Dr. Sacks’s favorite creatures are cephalopods: squids, octopus, cuttlefish, nautilus–all those mollusks that have neurons not only in their heads (cephalo-) but in their feet (-pods) as well. They’re very smart. Dr. Sacks says, “Cuttlefish have enormous eyes, they are curious and, I think, even affectionate. One cannot help feeling that they have individuality and consciousness, and the basis of an inner life. Cephalopods can learn by observation, as higher mammals do. They are richly endowed with nerve cells: an octopus has 300 million or more neurons, about half in its cerebral ganglia, and the rest distributed among its tentacles. I like cephalopods because they are so removed from us and yet, in some fundamental ways, so like us. They are my favorite aliens.”

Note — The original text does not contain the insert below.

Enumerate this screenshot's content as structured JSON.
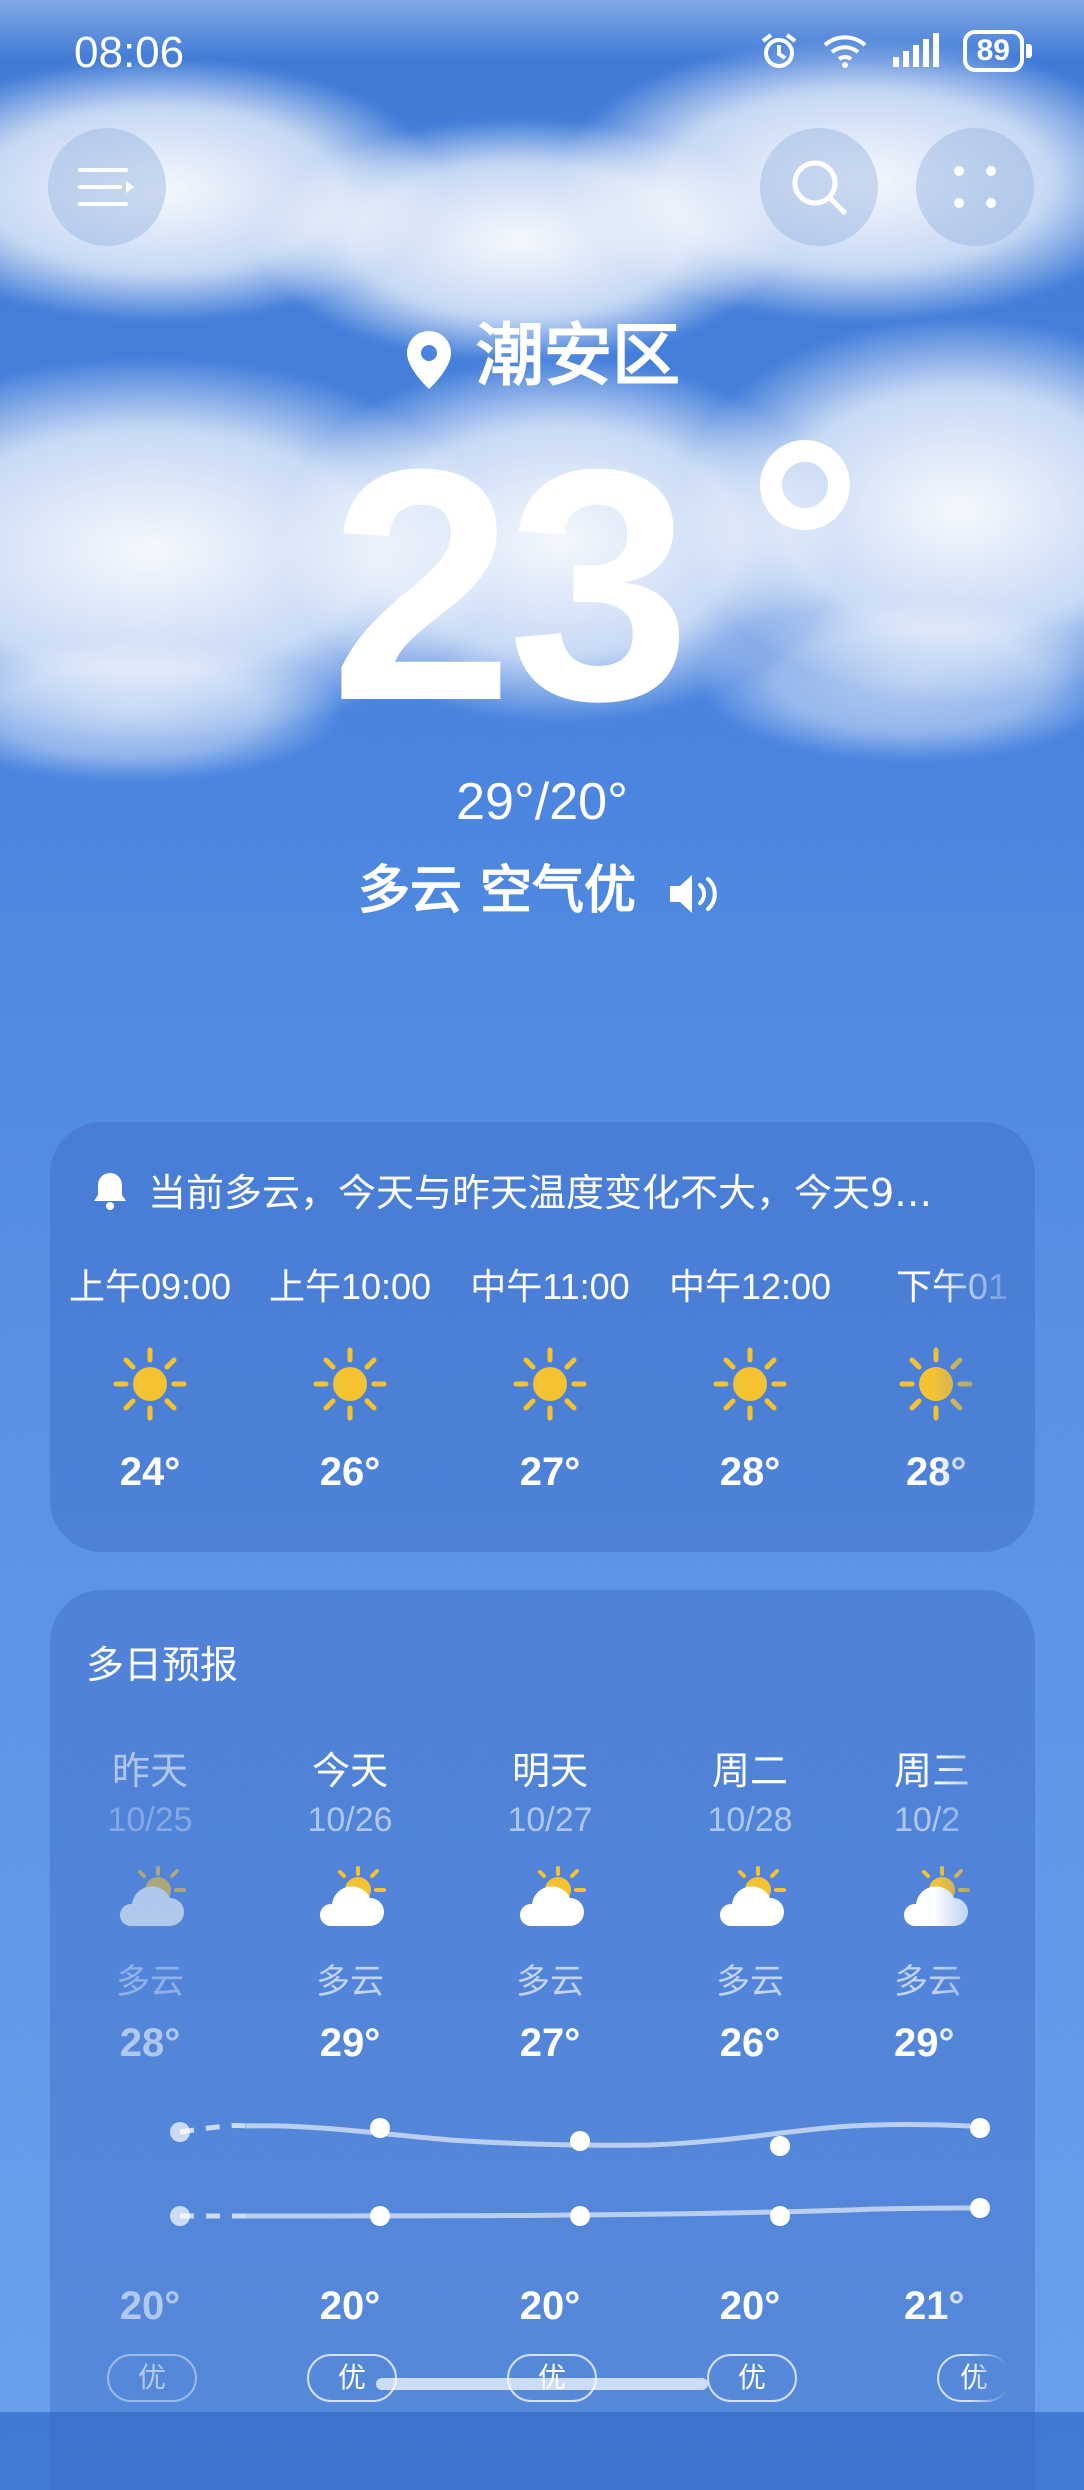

Not to mention, they like to swim by jet propulsion (Dr. Sacks has to rely on flippers). And they like to surround themselves with vast clouds of ink (Dr. Sacks was sometimes called “Inky” as a boy, since he was fond of a fountain pen even then). They have quite sophisticated eyes, and their blood is blue. They are better at cloaking themselves than a Klingon warbird. We could go on and on.

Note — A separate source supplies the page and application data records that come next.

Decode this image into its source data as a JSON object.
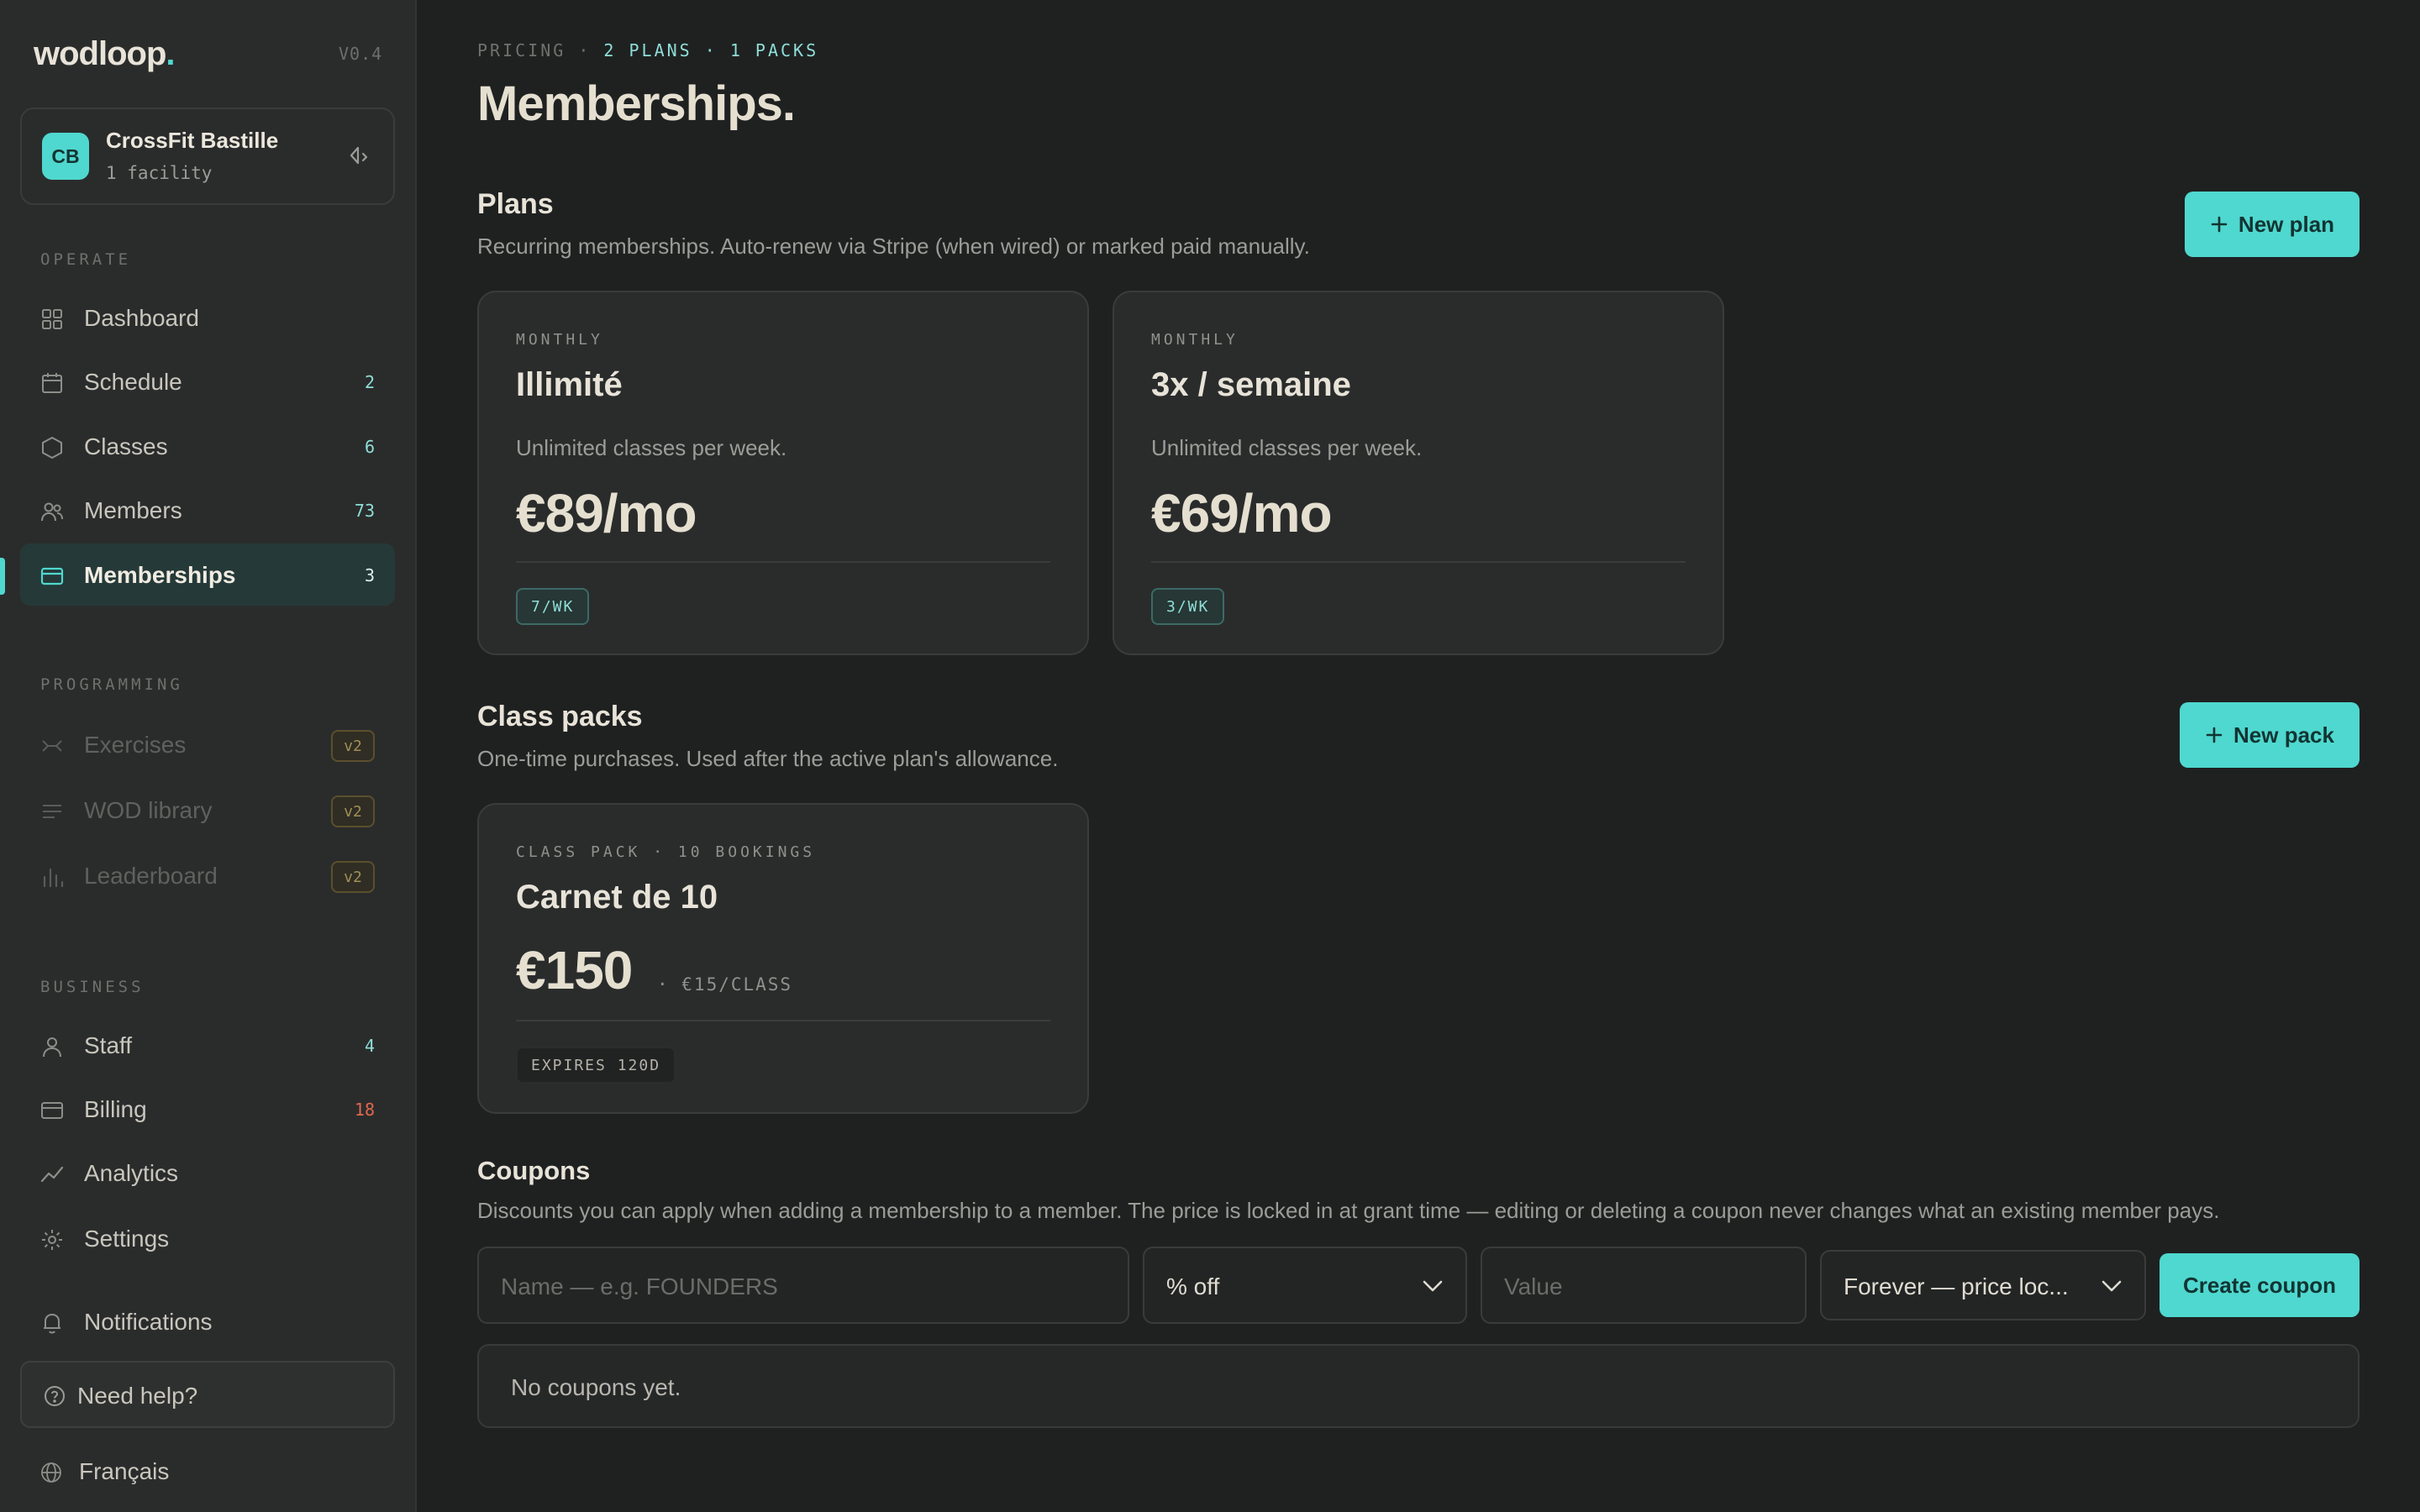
{
  "app": {
    "brand_name": "wodloop",
    "brand_dot": ".",
    "version": "V0.4",
    "accent_color": "#4fd8cf"
  },
  "org": {
    "initials": "CB",
    "name": "CrossFit Bastille",
    "subtitle": "1 facility"
  },
  "sidebar": {
    "sections": {
      "operate": "OPERATE",
      "programming": "PROGRAMMING",
      "business": "BUSINESS"
    },
    "operate_items": [
      {
        "label": "Dashboard",
        "count": "",
        "icon": "grid-icon"
      },
      {
        "label": "Schedule",
        "count": "2",
        "icon": "calendar-icon"
      },
      {
        "label": "Classes",
        "count": "6",
        "icon": "hexagon-icon"
      },
      {
        "label": "Members",
        "count": "73",
        "icon": "users-icon"
      },
      {
        "label": "Memberships",
        "count": "3",
        "icon": "card-icon",
        "active": true
      }
    ],
    "programming_items": [
      {
        "label": "Exercises",
        "badge": "v2",
        "icon": "dumbbell-icon"
      },
      {
        "label": "WOD library",
        "badge": "v2",
        "icon": "list-icon"
      },
      {
        "label": "Leaderboard",
        "badge": "v2",
        "icon": "bar-chart-icon"
      }
    ],
    "business_items": [
      {
        "label": "Staff",
        "count": "4",
        "icon": "person-icon"
      },
      {
        "label": "Billing",
        "count": "18",
        "icon": "card-icon",
        "count_color": "#e0674d"
      },
      {
        "label": "Analytics",
        "count": "",
        "icon": "trend-icon"
      },
      {
        "label": "Settings",
        "count": "",
        "icon": "gear-icon"
      }
    ],
    "notifications": "Notifications",
    "help": "Need help?",
    "language": "Français"
  },
  "header": {
    "crumb_prefix": "PRICING ·",
    "crumb_highlight": "2 PLANS · 1 PACKS",
    "title": "Memberships."
  },
  "plans": {
    "title": "Plans",
    "description": "Recurring memberships. Auto-renew via Stripe (when wired) or marked paid manually.",
    "new_button": "New plan",
    "cards": [
      {
        "kicker": "MONTHLY",
        "name": "Illimité",
        "description": "Unlimited classes per week.",
        "price": "€89/mo",
        "tag": "7/WK"
      },
      {
        "kicker": "MONTHLY",
        "name": "3x / semaine",
        "description": "Unlimited classes per week.",
        "price": "€69/mo",
        "tag": "3/WK"
      }
    ]
  },
  "packs": {
    "title": "Class packs",
    "description": "One-time purchases. Used after the active plan's allowance.",
    "new_button": "New pack",
    "cards": [
      {
        "kicker": "CLASS PACK · 10 BOOKINGS",
        "name": "Carnet de 10",
        "price": "€150",
        "per_class": "· €15/CLASS",
        "tag": "EXPIRES 120D"
      }
    ]
  },
  "coupons": {
    "title": "Coupons",
    "description": "Discounts you can apply when adding a membership to a member. The price is locked in at grant time — editing or deleting a coupon never changes what an existing member pays.",
    "name_placeholder": "Name — e.g. FOUNDERS",
    "type_value": "% off",
    "value_placeholder": "Value",
    "duration_value": "Forever — price loc...",
    "create_button": "Create coupon",
    "empty_text": "No coupons yet."
  }
}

So if we were in charge, June would be National Cephalopod Month. You could watch the amazing NOVA program “Kings of Camouflage,” featuring Roger Hanlon of the Marine Biology Lab in Woods Hole.

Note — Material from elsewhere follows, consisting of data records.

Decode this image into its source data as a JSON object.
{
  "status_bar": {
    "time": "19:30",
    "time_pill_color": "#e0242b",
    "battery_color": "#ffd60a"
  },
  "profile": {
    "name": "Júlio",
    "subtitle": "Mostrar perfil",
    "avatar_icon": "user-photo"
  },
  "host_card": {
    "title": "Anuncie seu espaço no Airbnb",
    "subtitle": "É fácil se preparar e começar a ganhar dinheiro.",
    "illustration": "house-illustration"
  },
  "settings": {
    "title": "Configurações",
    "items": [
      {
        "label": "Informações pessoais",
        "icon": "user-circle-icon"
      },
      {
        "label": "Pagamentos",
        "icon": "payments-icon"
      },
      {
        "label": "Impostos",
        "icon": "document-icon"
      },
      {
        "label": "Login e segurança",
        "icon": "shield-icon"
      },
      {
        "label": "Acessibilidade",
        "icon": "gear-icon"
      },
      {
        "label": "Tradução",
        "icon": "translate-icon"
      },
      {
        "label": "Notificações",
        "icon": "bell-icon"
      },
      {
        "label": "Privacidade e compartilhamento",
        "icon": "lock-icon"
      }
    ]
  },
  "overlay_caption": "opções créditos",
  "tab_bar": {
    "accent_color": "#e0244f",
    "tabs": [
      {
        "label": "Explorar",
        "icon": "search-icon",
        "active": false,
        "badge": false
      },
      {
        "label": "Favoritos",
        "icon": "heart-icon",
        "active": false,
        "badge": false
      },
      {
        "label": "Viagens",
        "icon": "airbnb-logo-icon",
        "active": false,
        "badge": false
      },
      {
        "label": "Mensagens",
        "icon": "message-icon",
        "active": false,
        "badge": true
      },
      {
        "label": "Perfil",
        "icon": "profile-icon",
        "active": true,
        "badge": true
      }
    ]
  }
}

Or you could learn more about octopuses in a gorgeously illustrated new book, Octopus: The Ocean’s Intelligent Invertebrate by Jennifer Mather, Roland Anderson, and James Wood.

Of course, you should do so while wearing your Welcome Squid Overlords t-shirt.  We’re not quite sure how many humans are on the planet these days, but there are even more squid.  Just sayin.’

P.S.: Whew! Squid fossil mystery solved at last.

P.P.S.: For a spectacular meta-list of cephalopods online, check here.